WHAT THIS TASK INVOLVES:
Please restate the entries below word for word, leaving out any pictures.

◆ ◆ ◆ ◆ ◆

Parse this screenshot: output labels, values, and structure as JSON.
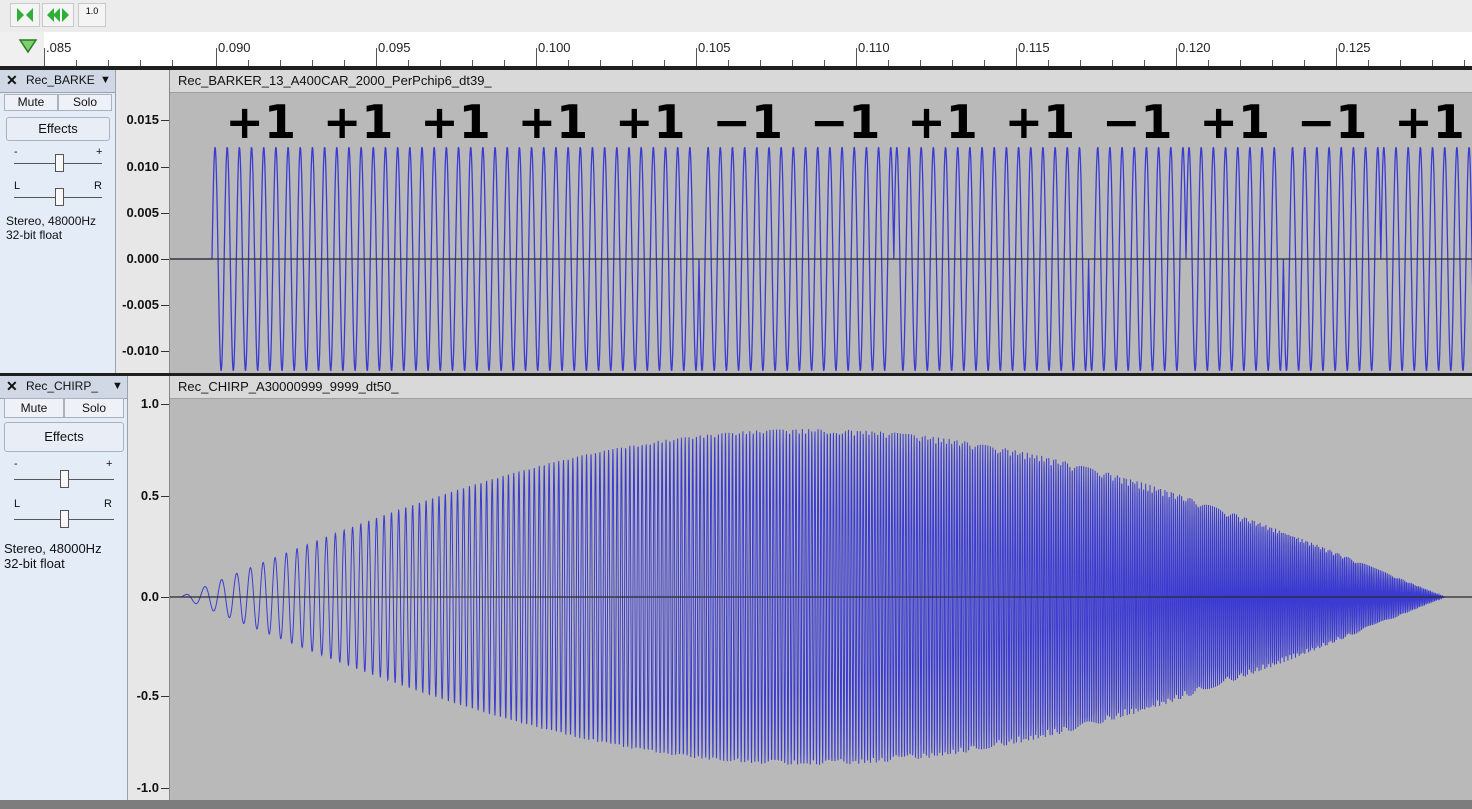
{
  "toolbar": {
    "play_button": "play-icon",
    "skip_button": "skip-end-icon",
    "speed_badge": "1.0"
  },
  "ruler": {
    "labels": [
      ".085",
      "0.090",
      "0.095",
      "0.100",
      "0.105",
      "0.110",
      "0.115",
      "0.120",
      "0.125"
    ]
  },
  "tracks": [
    {
      "name": "Rec_BARKE",
      "clip_title": "Rec_BARKER_13_A400CAR_2000_PerPchip6_dt39_",
      "mute": "Mute",
      "solo": "Solo",
      "effects": "Effects",
      "gain_minus": "-",
      "gain_plus": "+",
      "pan_left": "L",
      "pan_right": "R",
      "rate": "Stereo, 48000Hz",
      "format": "32-bit float",
      "vruler_labels": [
        "0.015",
        "0.010",
        "0.005",
        "0.000",
        "-0.005",
        "-0.010"
      ],
      "chips": [
        "+1",
        "+1",
        "+1",
        "+1",
        "+1",
        "−1",
        "−1",
        "+1",
        "+1",
        "−1",
        "+1",
        "−1",
        "+1"
      ]
    },
    {
      "name": "Rec_CHIRP_",
      "clip_title": "Rec_CHIRP_A30000999_9999_dt50_",
      "mute": "Mute",
      "solo": "Solo",
      "effects": "Effects",
      "gain_minus": "-",
      "gain_plus": "+",
      "pan_left": "L",
      "pan_right": "R",
      "rate": "Stereo, 48000Hz",
      "format": "32-bit float",
      "vruler_labels": [
        "1.0",
        "0.5",
        "0.0",
        "-0.5",
        "-1.0"
      ]
    }
  ],
  "colors": {
    "waveform": "#3b3bd1",
    "baseline": "#2a2a2a",
    "track_bg": "#b9b9b9"
  }
}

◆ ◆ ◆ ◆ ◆

EXPECTED ANSWER:
Parse this screenshot: output labels, values, and structure as JSON.
{
  "toolbar": {
    "play_button": "play-icon",
    "skip_button": "skip-end-icon",
    "speed_badge": "1.0"
  },
  "ruler": {
    "labels": [
      ".085",
      "0.090",
      "0.095",
      "0.100",
      "0.105",
      "0.110",
      "0.115",
      "0.120",
      "0.125"
    ]
  },
  "tracks": [
    {
      "name": "Rec_BARKE",
      "clip_title": "Rec_BARKER_13_A400CAR_2000_PerPchip6_dt39_",
      "mute": "Mute",
      "solo": "Solo",
      "effects": "Effects",
      "gain_minus": "-",
      "gain_plus": "+",
      "pan_left": "L",
      "pan_right": "R",
      "rate": "Stereo, 48000Hz",
      "format": "32-bit float",
      "vruler_labels": [
        "0.015",
        "0.010",
        "0.005",
        "0.000",
        "-0.005",
        "-0.010"
      ],
      "chips": [
        "+1",
        "+1",
        "+1",
        "+1",
        "+1",
        "−1",
        "−1",
        "+1",
        "+1",
        "−1",
        "+1",
        "−1",
        "+1"
      ]
    },
    {
      "name": "Rec_CHIRP_",
      "clip_title": "Rec_CHIRP_A30000999_9999_dt50_",
      "mute": "Mute",
      "solo": "Solo",
      "effects": "Effects",
      "gain_minus": "-",
      "gain_plus": "+",
      "pan_left": "L",
      "pan_right": "R",
      "rate": "Stereo, 48000Hz",
      "format": "32-bit float",
      "vruler_labels": [
        "1.0",
        "0.5",
        "0.0",
        "-0.5",
        "-1.0"
      ]
    }
  ],
  "colors": {
    "waveform": "#3b3bd1",
    "baseline": "#2a2a2a",
    "track_bg": "#b9b9b9"
  }
}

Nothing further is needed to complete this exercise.